Is Superflat considered high culture in Japan?

Japan doesn't have high culture since World War II. Everything is the same class. That's why I come to U.S. I'd like to learn what is contemporary art and find some presentation way. It mean the artist have to find out identity. The presentation for Japanese--it is, I said, fine art, but Japanese people are thinking no, it is subculture. They cannot believe it is fine art.

It sounds like what happened the first time people saw Andy Warhol's work.

The U.S. and New York are really a different culture for me. I can understand when I read a book, but I'm Japanese, it doesn't fit exact reality. I thought, I can use that situation to ask what is fine art? That's why I present in bilingual book, because I have to present for Japanese people too. But it is not just positive reaction. Many people thinking, it is kind of fake. Murakami made a trick in Japan. And then I transport Superflat to U.S. and am asking this Western art audience, how do you think? Is it fine art or subculture thing? The reaction is really different in the U.S. mostly, it looks like freaking art! It's exciting! Not underground or subculture thing.

I think we learned that with Warhol and Roy Lichtenstein. We're less surprised when we see cartoon images in museums.

Yes, yes. They're already understanding the cartoon situation... back to Hokusai. Hokusai said his art was fake art. That's why he said he was manga artist. Using the sense of manga that means opposite of honga, means true picture. Manga is comic picture. The U.S. people see Japanese contemporary manga is a really specific culture. And here people understand Japanese fine art now.

Nakahashi's Zero Fighter piece is very historical, and the other art is sexy and funny and more shallow. I wonder if you thought about content when you curated this show, or just form?

(Murakami converses with translator, who speaks for him.)

Translator: After the war was over, the economy of Japan was a shambles. A terribly large black market was created where a combination of drugs and illegal products were being sold. For the exhibition here, with a combination of manga and pornographic manga and various things mixed together, this is sort of an extension of that post-war Japan black market.

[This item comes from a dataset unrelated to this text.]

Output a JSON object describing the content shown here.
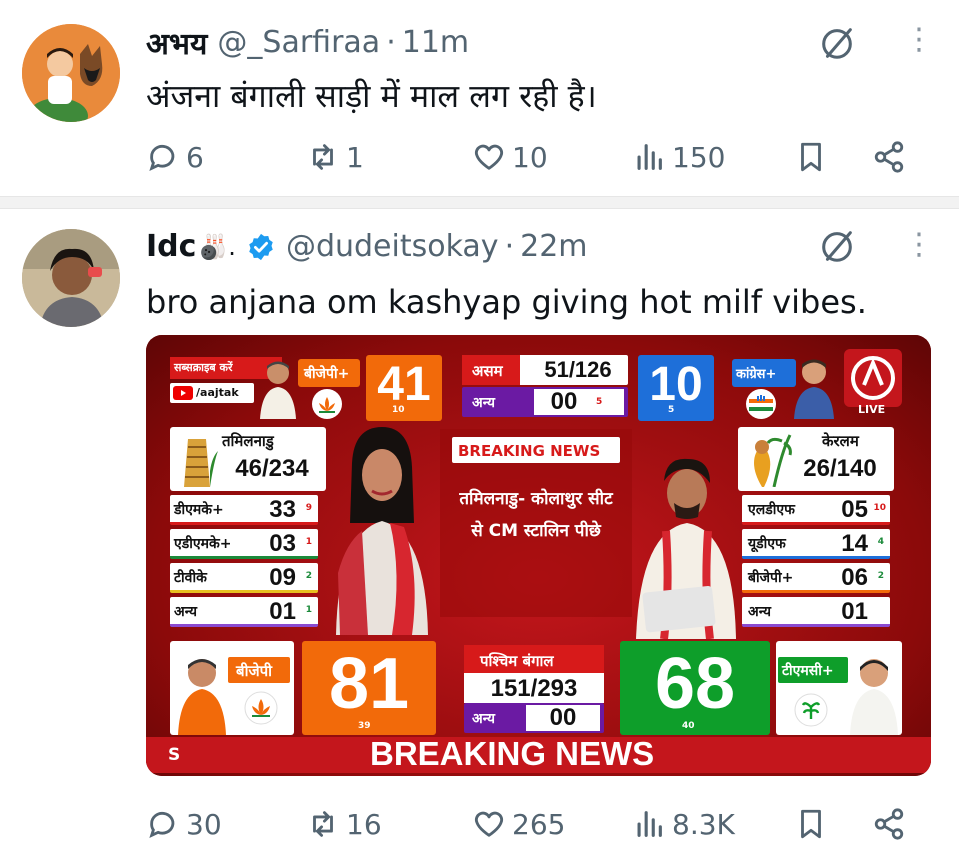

Murakami: Nakahashi technique come from British artist David Hockney. He took the photos of the plastic model. Plastic model culture is really popular in Japan too. He took over 20,000 shots of one piece Zero Fighter, a symbol of World War II. This sculpture is not complete, it is really looks weak or something.

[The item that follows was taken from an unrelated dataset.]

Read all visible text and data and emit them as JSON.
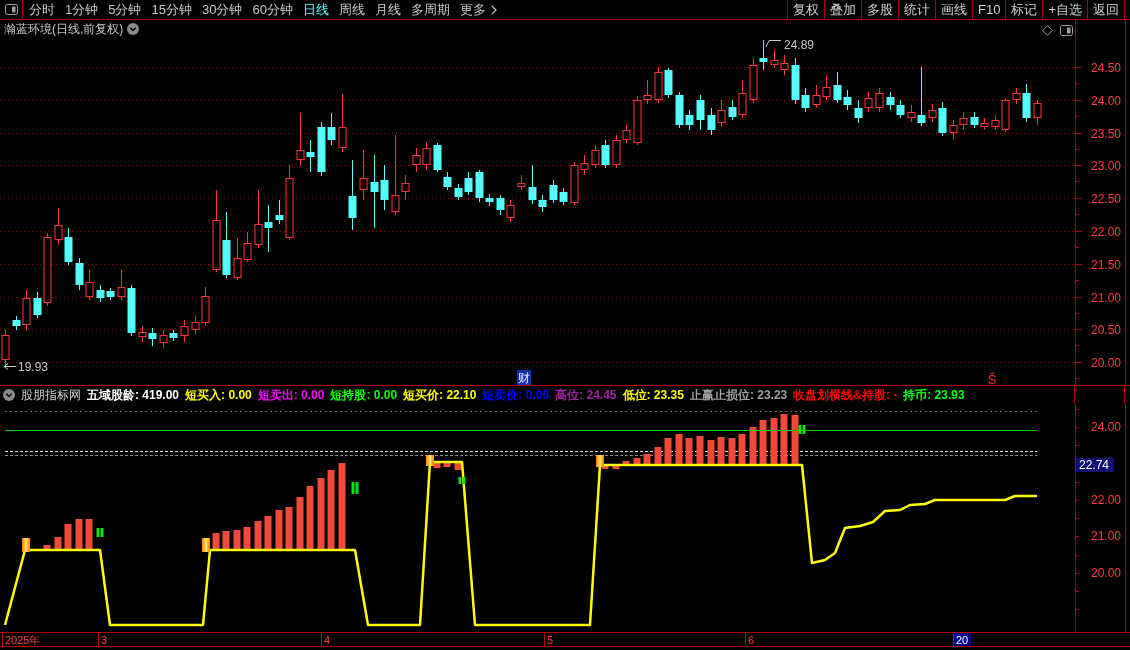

Yes, floppy. His piece, just in my opinion, it is really symbolic of Japanese impotence culture. We are proud for the Zero Fighter, but it is impotent. It is nothing to do. And then the pornographic manga is really connected to this because it is based on the Lolita complex. That's why link with impotence, not linked with exactly sex. It is link with a fantasy of sexuality. That's why the Japanese guy love the Lolita images. She's pornographic but metamorphosis, with the really big breasts, it is warm, kind of melting.

Are people in the U.S. uncomfortable because other people paint your work? Because it hasn't been "touched" by the artist?

I understand people is uncomfortable, but if I paint myself, I cannot touch other projects. It is no time. My way is to establish Walt Disney style. I believe Walt Disney is a super artist. This fall a new Disney is opened in Tokyo, it is incredible. I don't know if it is industry, it is a business. Japanese people understand. I think it is true art. Some people say he is artist or not. I think much more than Marcel Duchamp is Walt Disney concept piece, really hardcore. Because he can get what people desire. And then I read he was alcoholic, and he got his ideas when he drank. It is really artist style!